Please filter the listing below and copy out the lines that hold "Pretty".

**Given information**
---+---

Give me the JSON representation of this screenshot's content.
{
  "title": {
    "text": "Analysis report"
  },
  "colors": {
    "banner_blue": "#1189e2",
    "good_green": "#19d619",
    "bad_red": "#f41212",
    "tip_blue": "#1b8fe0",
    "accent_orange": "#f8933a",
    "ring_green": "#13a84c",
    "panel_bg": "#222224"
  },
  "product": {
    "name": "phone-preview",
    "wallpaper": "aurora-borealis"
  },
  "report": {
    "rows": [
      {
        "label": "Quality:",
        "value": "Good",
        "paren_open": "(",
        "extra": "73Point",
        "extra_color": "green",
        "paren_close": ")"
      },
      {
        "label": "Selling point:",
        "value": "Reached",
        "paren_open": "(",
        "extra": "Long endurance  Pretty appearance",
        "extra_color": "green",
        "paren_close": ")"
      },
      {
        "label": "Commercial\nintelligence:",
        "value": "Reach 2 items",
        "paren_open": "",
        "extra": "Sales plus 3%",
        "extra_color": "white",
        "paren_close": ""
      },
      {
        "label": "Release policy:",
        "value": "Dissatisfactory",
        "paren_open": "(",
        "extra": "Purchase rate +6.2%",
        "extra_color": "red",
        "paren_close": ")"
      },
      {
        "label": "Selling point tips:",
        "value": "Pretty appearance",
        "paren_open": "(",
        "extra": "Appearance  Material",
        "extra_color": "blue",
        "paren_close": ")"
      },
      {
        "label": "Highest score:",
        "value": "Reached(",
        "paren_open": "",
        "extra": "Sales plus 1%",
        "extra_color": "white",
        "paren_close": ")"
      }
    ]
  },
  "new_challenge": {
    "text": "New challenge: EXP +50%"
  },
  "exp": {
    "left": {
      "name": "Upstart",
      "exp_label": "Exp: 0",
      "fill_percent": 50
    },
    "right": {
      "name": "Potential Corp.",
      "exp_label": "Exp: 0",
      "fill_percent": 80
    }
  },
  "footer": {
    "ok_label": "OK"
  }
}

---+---

**Solution to the problem**
        "extra": "Long endurance  Pretty appearance",
        "value": "Pretty appearance",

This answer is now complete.